◆ Your task ◆
Read through the entries below and copy each line where "true" turns up.

◆ Data extract ◆
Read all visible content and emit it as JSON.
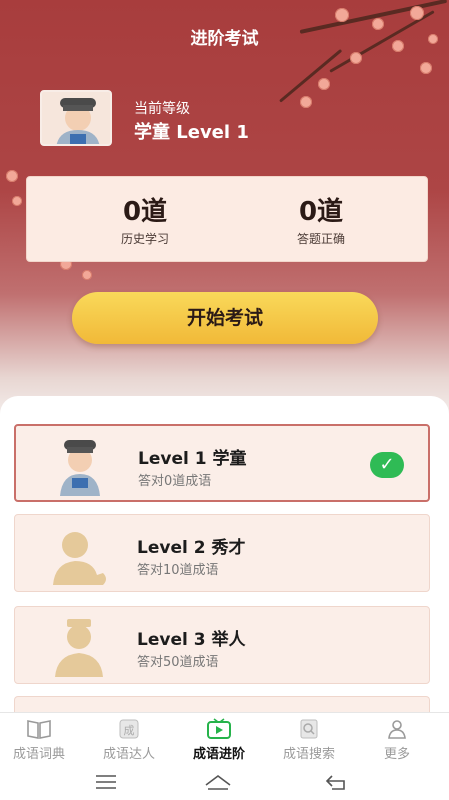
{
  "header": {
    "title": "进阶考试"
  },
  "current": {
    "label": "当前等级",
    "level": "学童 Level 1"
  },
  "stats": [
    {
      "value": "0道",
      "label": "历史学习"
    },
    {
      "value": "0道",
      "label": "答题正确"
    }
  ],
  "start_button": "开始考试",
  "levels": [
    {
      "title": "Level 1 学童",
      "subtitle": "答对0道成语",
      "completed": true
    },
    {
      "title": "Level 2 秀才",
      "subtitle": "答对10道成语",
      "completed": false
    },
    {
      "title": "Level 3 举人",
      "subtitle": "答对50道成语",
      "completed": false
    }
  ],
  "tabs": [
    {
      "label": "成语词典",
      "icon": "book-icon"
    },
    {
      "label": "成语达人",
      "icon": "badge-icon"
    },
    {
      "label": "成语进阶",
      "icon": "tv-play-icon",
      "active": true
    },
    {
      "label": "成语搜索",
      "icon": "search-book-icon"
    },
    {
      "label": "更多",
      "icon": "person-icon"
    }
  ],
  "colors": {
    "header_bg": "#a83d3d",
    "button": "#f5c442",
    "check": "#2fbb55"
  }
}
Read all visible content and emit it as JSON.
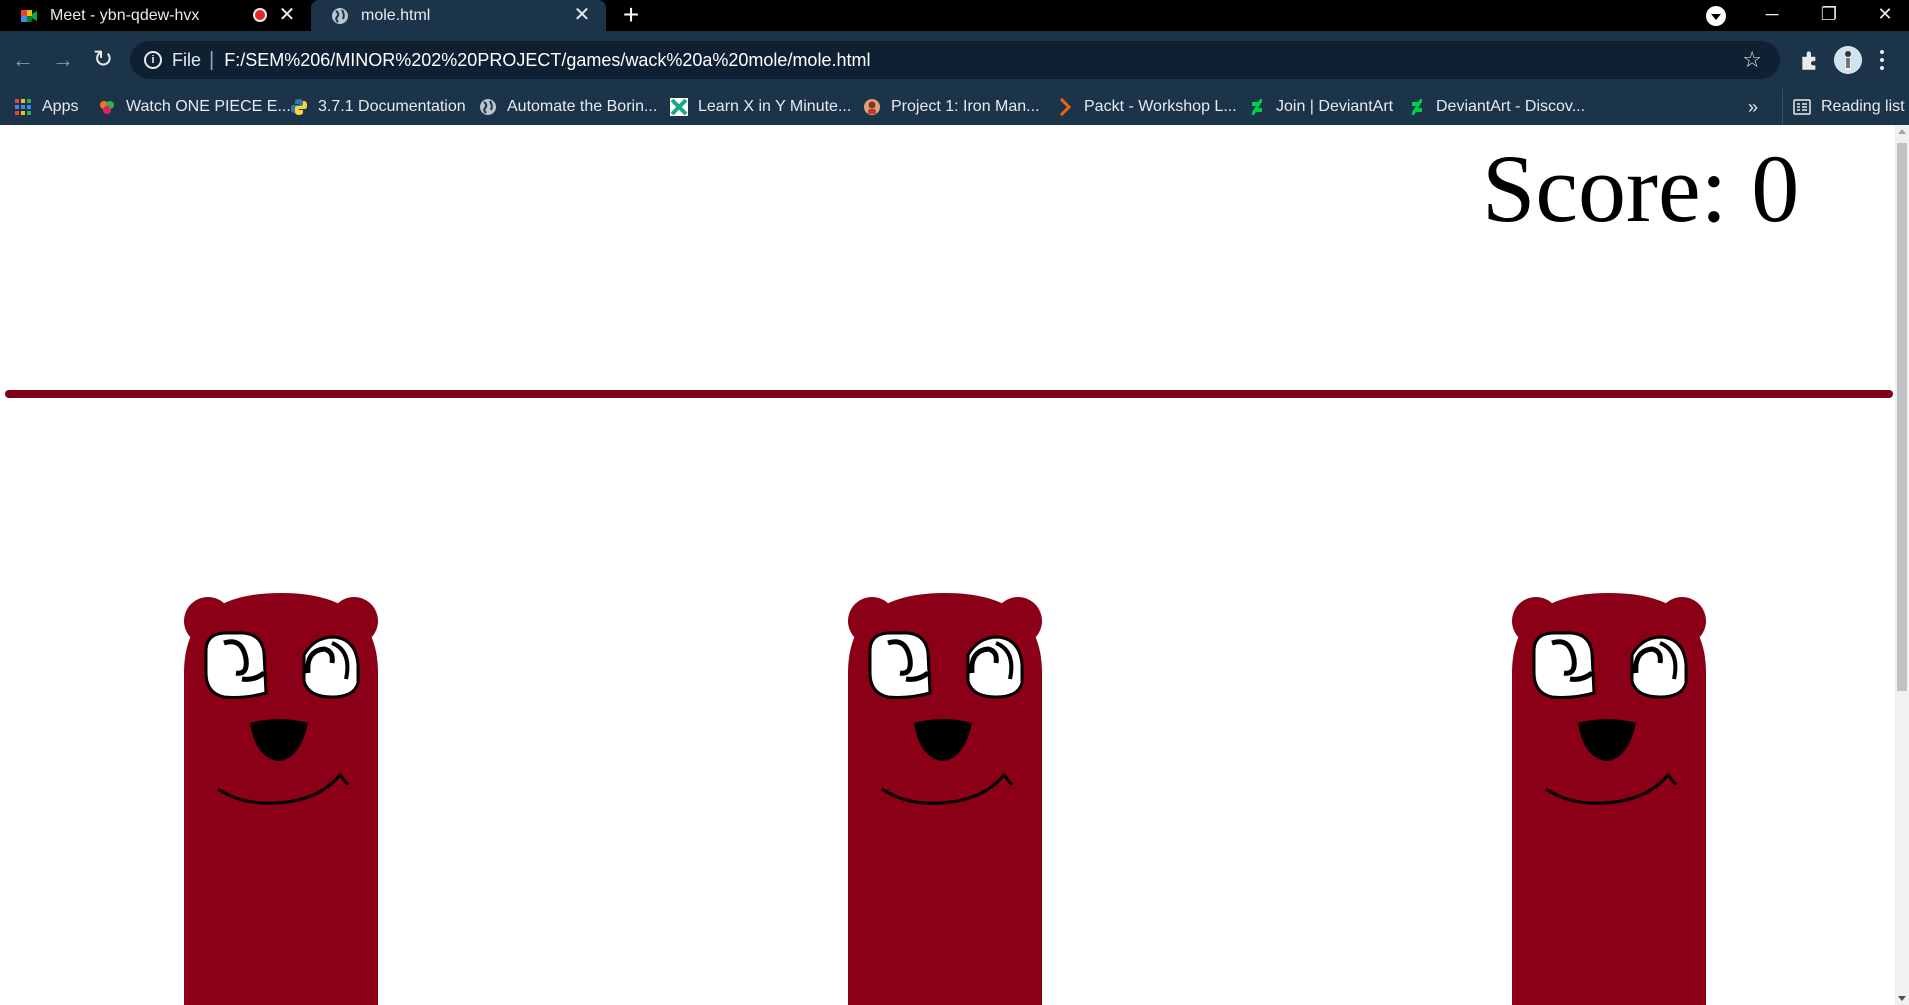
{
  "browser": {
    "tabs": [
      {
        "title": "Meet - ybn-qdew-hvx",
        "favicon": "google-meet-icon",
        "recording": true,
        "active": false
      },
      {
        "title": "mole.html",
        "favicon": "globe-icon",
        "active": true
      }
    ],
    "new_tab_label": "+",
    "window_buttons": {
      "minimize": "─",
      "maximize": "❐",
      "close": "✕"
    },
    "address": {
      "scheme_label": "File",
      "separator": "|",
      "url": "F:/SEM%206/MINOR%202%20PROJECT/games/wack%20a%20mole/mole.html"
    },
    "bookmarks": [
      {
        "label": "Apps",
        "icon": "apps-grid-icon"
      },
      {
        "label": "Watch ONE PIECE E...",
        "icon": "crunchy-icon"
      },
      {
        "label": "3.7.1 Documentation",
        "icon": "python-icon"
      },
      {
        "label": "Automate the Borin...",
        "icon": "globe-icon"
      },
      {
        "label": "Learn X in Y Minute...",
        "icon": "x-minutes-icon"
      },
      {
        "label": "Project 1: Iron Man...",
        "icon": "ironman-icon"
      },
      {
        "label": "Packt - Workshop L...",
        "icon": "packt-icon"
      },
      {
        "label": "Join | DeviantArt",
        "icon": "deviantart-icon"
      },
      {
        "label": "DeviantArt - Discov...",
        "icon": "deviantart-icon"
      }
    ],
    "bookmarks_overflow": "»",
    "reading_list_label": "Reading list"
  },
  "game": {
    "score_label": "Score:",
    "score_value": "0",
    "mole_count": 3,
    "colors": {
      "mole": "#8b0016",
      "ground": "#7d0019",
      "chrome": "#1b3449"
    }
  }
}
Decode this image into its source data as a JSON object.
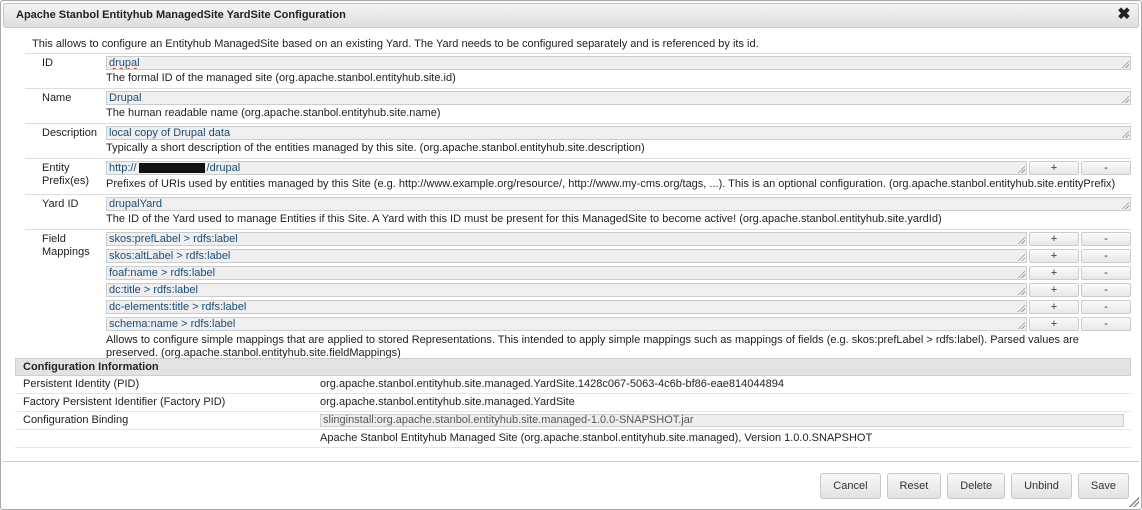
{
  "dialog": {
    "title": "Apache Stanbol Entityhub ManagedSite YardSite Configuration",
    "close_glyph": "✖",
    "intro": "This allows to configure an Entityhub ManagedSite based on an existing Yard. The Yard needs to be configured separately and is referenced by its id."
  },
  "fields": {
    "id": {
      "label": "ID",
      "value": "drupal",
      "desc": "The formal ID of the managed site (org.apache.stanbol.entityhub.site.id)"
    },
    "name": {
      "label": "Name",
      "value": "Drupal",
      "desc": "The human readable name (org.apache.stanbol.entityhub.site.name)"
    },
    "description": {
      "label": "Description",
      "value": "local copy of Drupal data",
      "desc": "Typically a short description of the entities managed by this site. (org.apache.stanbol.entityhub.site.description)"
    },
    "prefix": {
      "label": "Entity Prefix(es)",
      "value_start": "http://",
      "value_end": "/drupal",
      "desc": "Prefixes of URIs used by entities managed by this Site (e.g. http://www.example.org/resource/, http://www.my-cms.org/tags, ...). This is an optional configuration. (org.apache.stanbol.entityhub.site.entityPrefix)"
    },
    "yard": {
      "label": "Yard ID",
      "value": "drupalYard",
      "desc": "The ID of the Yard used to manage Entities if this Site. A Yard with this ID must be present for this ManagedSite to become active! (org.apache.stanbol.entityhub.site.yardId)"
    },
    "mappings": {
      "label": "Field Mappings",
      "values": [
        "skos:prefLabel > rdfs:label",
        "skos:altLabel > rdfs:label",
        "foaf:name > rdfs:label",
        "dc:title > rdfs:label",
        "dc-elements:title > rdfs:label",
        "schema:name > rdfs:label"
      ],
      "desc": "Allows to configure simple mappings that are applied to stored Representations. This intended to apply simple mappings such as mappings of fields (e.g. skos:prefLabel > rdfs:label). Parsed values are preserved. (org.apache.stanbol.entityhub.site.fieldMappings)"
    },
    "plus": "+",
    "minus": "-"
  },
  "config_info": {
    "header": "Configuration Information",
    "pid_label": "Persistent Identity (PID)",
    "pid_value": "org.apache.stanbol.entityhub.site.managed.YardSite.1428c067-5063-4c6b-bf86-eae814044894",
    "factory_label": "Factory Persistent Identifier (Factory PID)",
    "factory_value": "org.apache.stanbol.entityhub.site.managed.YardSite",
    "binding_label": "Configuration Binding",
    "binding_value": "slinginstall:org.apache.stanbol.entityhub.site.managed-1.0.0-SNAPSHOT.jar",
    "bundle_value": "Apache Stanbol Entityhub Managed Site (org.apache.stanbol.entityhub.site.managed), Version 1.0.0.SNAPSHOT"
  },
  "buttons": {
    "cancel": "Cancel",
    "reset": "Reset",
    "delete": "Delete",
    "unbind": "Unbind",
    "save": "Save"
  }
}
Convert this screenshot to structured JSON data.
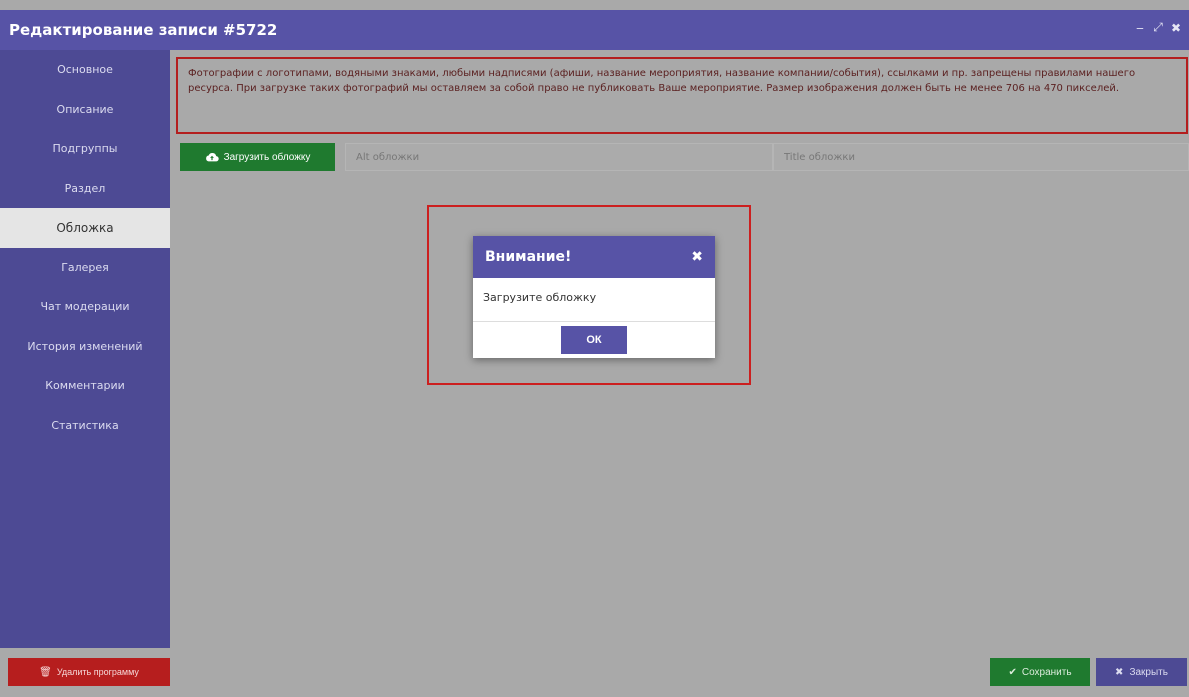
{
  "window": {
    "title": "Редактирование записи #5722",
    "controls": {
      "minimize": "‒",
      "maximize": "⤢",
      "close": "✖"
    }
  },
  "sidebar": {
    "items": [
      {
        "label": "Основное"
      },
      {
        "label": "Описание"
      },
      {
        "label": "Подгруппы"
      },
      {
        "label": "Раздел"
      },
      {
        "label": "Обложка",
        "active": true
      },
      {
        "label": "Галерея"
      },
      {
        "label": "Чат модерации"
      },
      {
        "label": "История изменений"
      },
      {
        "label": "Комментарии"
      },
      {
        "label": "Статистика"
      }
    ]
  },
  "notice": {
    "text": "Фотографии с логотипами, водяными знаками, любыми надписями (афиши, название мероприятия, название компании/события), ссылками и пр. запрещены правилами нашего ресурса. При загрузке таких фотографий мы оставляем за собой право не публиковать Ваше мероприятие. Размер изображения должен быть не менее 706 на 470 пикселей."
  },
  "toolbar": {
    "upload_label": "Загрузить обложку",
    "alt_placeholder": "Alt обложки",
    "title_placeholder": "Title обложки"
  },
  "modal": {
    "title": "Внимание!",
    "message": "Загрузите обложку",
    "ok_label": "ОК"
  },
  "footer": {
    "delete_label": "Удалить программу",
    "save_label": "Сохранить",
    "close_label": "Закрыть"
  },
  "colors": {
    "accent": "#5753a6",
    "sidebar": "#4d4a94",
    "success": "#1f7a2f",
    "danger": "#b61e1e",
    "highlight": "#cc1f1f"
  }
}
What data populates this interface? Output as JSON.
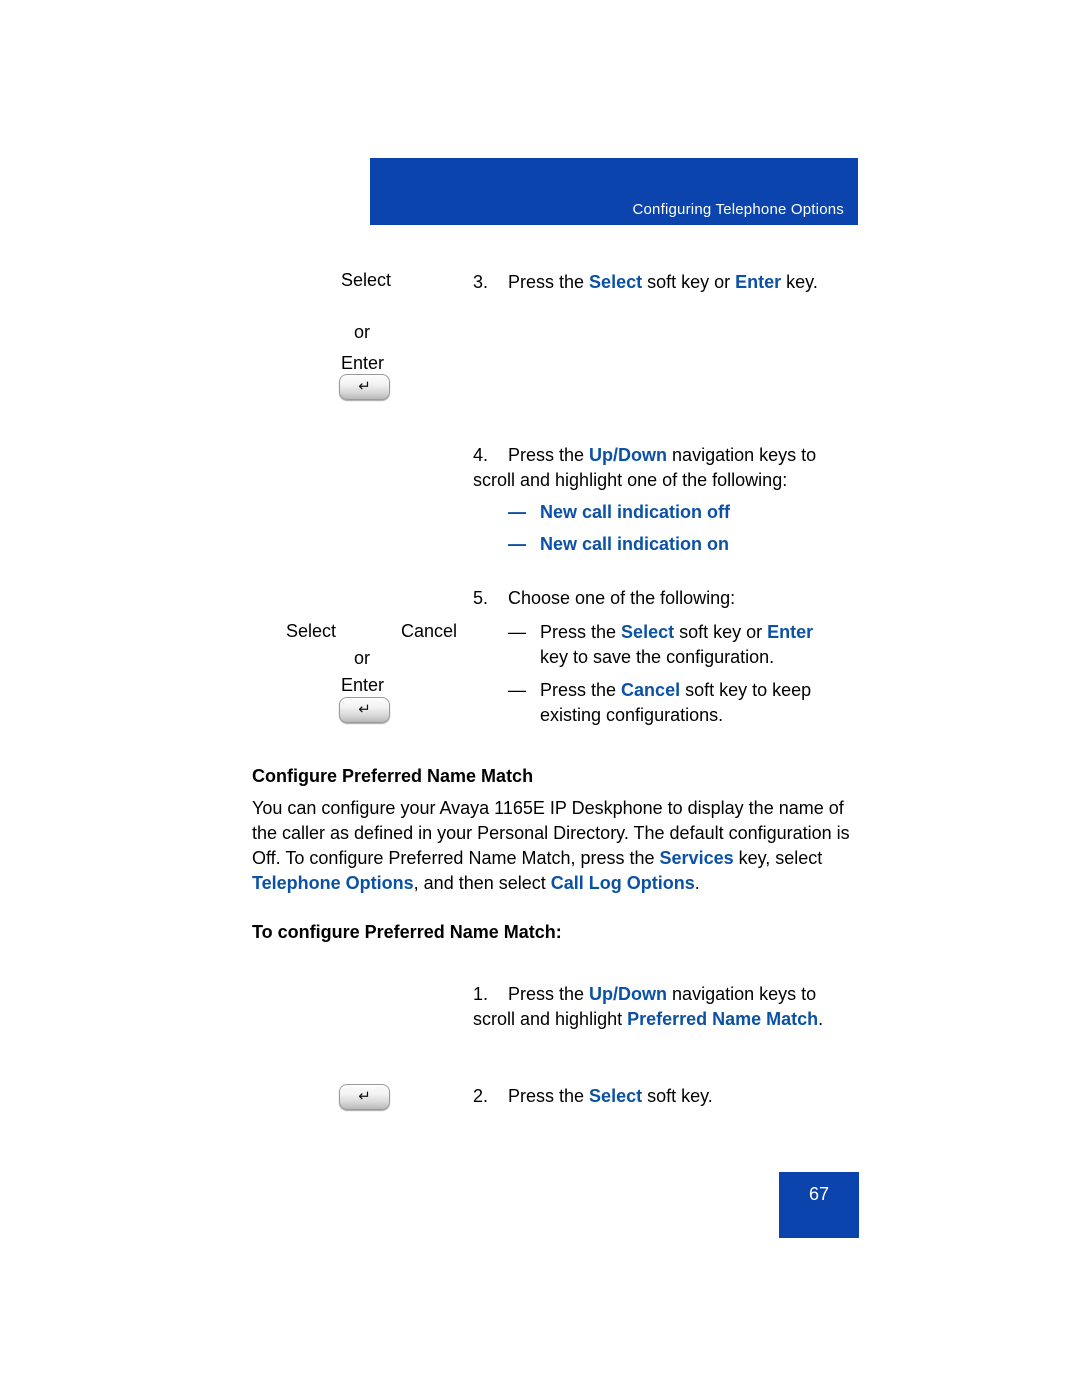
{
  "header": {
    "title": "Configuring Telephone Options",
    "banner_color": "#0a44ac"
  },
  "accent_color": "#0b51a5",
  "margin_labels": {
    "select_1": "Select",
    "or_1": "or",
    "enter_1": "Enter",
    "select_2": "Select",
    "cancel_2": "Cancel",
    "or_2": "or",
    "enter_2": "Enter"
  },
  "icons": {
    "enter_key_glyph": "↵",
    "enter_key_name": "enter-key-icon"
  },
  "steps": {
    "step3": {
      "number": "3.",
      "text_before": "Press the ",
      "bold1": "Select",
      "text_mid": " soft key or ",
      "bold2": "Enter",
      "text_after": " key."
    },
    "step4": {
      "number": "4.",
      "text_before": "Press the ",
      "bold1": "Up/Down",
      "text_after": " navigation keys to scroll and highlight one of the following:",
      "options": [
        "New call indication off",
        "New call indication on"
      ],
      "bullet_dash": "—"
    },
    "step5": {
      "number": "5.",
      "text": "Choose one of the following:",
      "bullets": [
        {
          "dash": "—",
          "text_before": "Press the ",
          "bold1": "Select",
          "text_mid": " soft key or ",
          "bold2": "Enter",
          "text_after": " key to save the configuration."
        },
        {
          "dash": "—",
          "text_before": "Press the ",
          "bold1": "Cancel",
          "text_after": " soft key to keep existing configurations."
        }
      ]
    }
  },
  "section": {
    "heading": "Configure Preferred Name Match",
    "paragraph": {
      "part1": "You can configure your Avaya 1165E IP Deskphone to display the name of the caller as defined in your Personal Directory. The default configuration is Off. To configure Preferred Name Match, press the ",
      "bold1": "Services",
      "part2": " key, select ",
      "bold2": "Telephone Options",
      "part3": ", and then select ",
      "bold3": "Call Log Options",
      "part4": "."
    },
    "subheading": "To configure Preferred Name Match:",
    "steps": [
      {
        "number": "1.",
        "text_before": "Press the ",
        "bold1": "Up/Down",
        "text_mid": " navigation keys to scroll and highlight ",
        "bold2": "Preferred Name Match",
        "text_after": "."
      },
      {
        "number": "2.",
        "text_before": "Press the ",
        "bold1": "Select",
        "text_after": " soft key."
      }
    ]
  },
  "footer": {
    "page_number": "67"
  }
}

◆ Task solution ◆
      "completed": true
      "active": true
        "recording": true,
        "active": true
        "active": true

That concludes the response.